Kindergarten: Teacher that my child had was HORRIBLE with younger kids, she would go on "sick breaks" because she couldn't tolerate the class.
1st Grade: If your child isn't learning and/or has a diff learning style, they aren't being helped enough to learn what is being taught.
*my child went to this school and i used to volunteer at the school.
From both the perspective of the students learning a second language, and learning educational content, I think the teachers have shown themselves highly effective, demonstrated through their high test scores as well as the very high placement of students and alumni in the annual Grand Concours French competition.
To be sure, homework is a regular feature of the curriculum of this school. Sometimes the volume is challenging. Sometimes the content is challenging. Sometimes it is neither. Certainly, in our house, we have used it as an opportunity to teach our son that sometimes, to get what we want, we have to do hard/boring things, find a way to see the good, and then see them through.
Because of the additional level of learning required at this school, it provides a greater challenge for students that requires the application of exactly these traits in order to succeed and excel. What I find most exciting about this school is that the underlying premise of the entire curriculum is that our goals do not need to be restricted by traditional boundaries and that we need reach beyond the expected.
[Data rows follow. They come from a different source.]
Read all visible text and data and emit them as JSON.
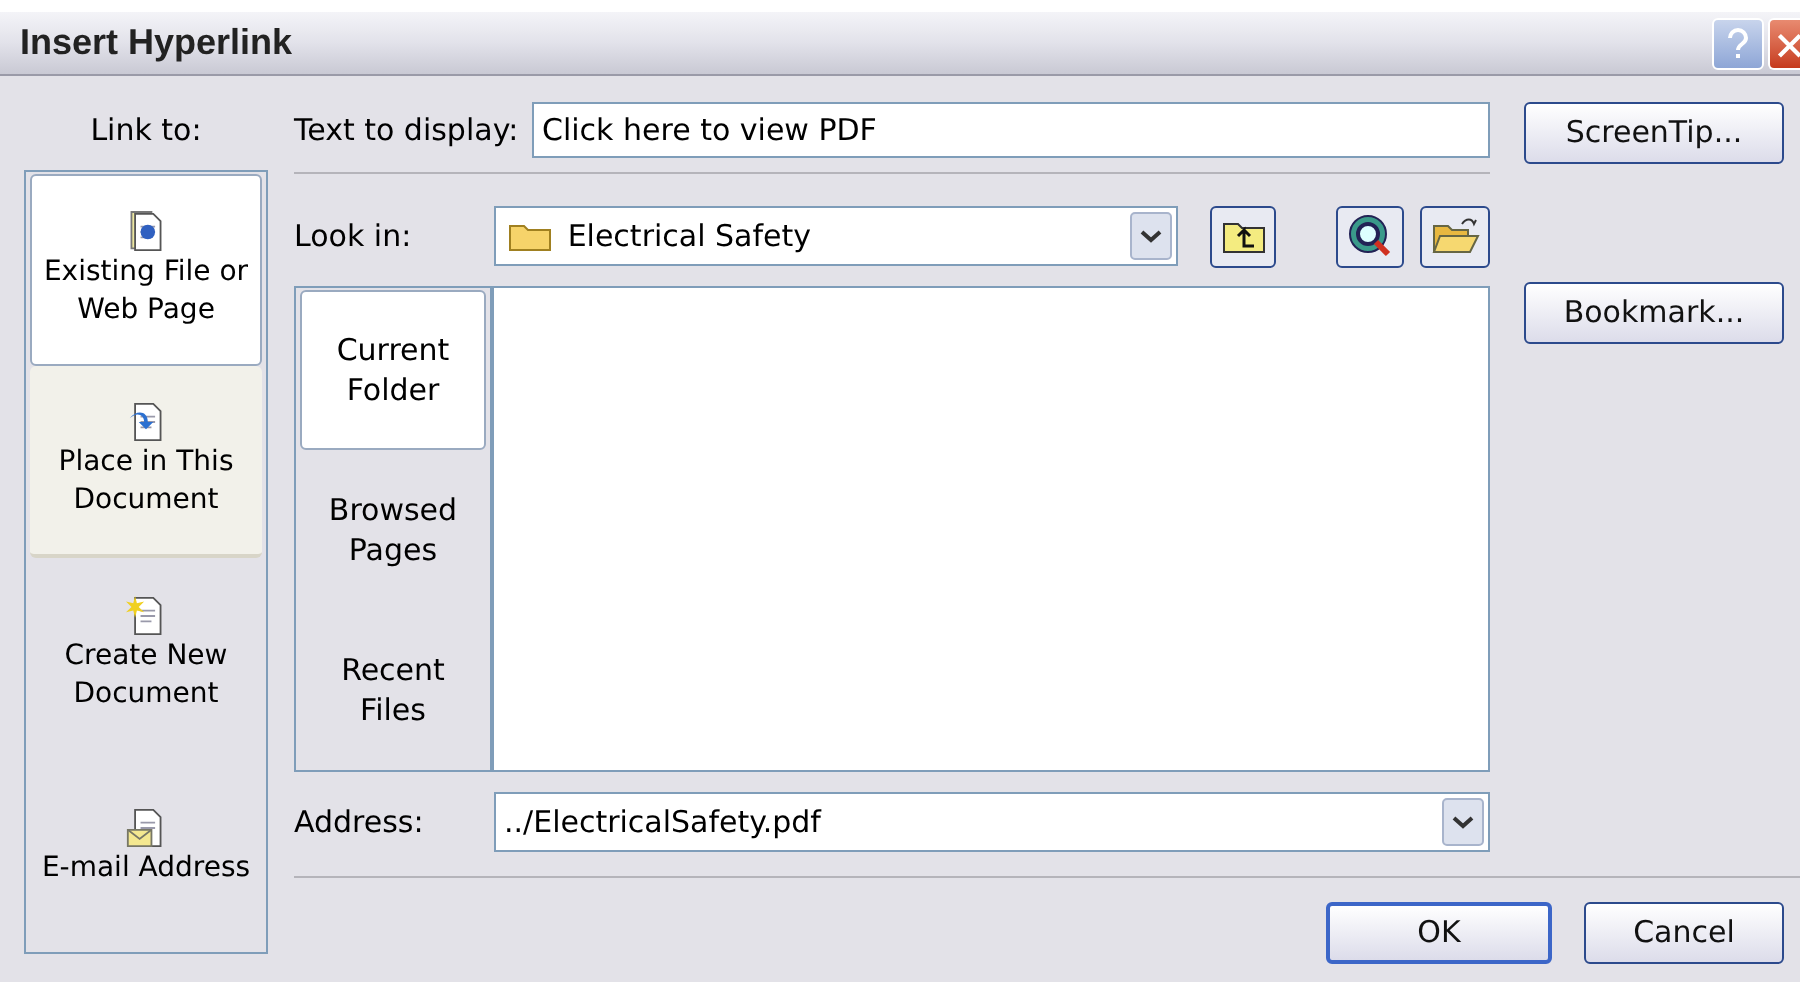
{
  "window": {
    "title": "Insert Hyperlink"
  },
  "link_to": {
    "label": "Link to:",
    "items": [
      {
        "kind": "file",
        "label": "Existing File or Web Page",
        "selected": true,
        "hovered": false
      },
      {
        "kind": "place",
        "label": "Place in This Document",
        "selected": false,
        "hovered": true
      },
      {
        "kind": "new",
        "label": "Create New Document",
        "selected": false,
        "hovered": false
      },
      {
        "kind": "email",
        "label": "E-mail Address",
        "selected": false,
        "hovered": false
      }
    ]
  },
  "text_to_display": {
    "label": "Text to display:",
    "value": "Click here to view PDF"
  },
  "look_in": {
    "label": "Look in:",
    "value": "Electrical Safety"
  },
  "places": [
    {
      "label": "Current Folder",
      "selected": true
    },
    {
      "label": "Browsed Pages",
      "selected": false
    },
    {
      "label": "Recent Files",
      "selected": false
    }
  ],
  "address": {
    "label": "Address:",
    "value": "../ElectricalSafety.pdf"
  },
  "side_buttons": [
    {
      "label": "ScreenTip..."
    },
    {
      "label": "Bookmark..."
    }
  ],
  "footer_buttons": [
    {
      "label": "OK",
      "default": true
    },
    {
      "label": "Cancel",
      "default": false
    }
  ]
}
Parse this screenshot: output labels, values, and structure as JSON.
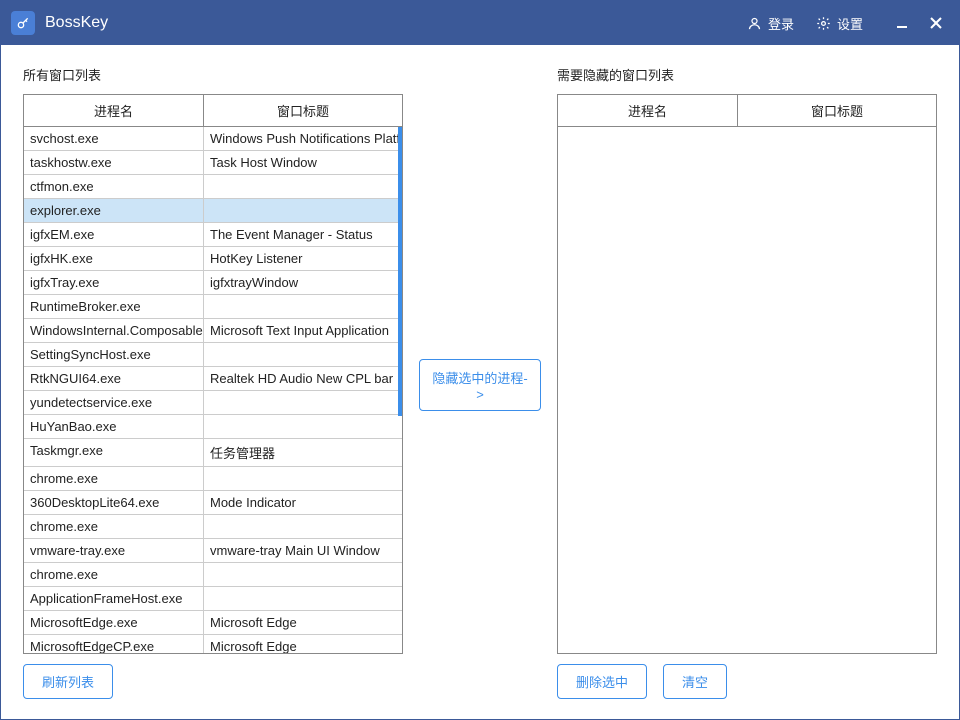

I think that, by the very nature of the school, teaching students to speak (and think!) in another language, it necessarily requires considering something from two perspectives. So, beside the model of compassion and caring shown by the adults to the students in the school community, the curriculum itself makes the job of teaching compassion, caring, and empathy to the students that much easier. When parents are actively involved volunteering in the classroom, it makes this all the more successful!
Like other public schools even the smallest classes are large compared to well-funded private schools and teachers can't oversee every possible teachable-moment in order to reinforce the school's core values: Fierté, Ouverture d’esprit, Responsabilité, Compassion, Et Respect (Pride, Openness , Responsibility, Compassion , and Respect), however I do regularly see the teachers, staff, and administration reinforce these concepts, which encompass honesty, integrity, and fairness, with the students, and they do it with kindness and compassion.
It has been my understanding that, before the new principal started this year, that there was a more divisive culture affecting the school, but I have not experienced anything like that this year.
My son is just finishing up his kindergarten year and through the PTO I've established great relationships with other parents, staff, and the administration, and I've been able to talk to more people and ask more questions than the average parent. The teachers in this school are all very supportive of the students and approachable by parents. The new principal is a fantastic advocate for the students and very transparent about what she's doing for the school. I've found, in my son's classroom, the curriculum is structured and all of the students in the grade are learning the same thing at the same time, but the content is rigorous enough to challenge most students, and with the French component my son has always been very interested and engaged with the content. Though my son did qualify to transfer to the G/T program at Capitol Hill, I feel that the program here will challenge him in ways that that program will not. Having worked as a licensed teacher in the Saint Paul public schools, I really can't understate what a fantastic school and community we've found here, and how highly it compares to other schools.
My daughter started this Fall, and so far it is great! She is learning a lot of french, and her teacher has great communication with the parents. The first few weeks were a bit tough for her (getting used to the french immersion and structure). However, she is now familiar with the routine and looks forward to school. She has made some friends, and speaks positively of the activities. There are minor bullying issues that I get a bit worried about, but so far only classic kindergarten politics. I just worry about how these are managed as the kids get older and hope that these issues are taken seriously. My daughter has told me that occasionally the teacher doesn't know about some particular occurrences. One other issue is that the bus driver dropped my daughter off and let her off the bus without me at the stop (it came much earlier than it was supposed to one day), and she was walking home with an adult male neighbor (luckily I knew him). This was extremely concerning, though I know this is not specific to LNFI, and I have addressed it with the driver. Otherwise I have been very very happy with everything at the school thus far - will update if I have any change of opinion.
LNFI is a truly amazing school. My daughter is going into third grade this fall and thus far we have nothing but positive experience with the school. Immersion is inherently more difficult than other education methods, and the teachers have high expectations; they generally seem to run gentle but firm classrooms, they know their kids, and they teacher to high standards. After three years of immersion my daughter is above grade level in all her subjects and was able to express herself at a nearly fluent level in the French-speaking world this summer. The principal runs a tight ship but that's a good thing, especially with language immersion.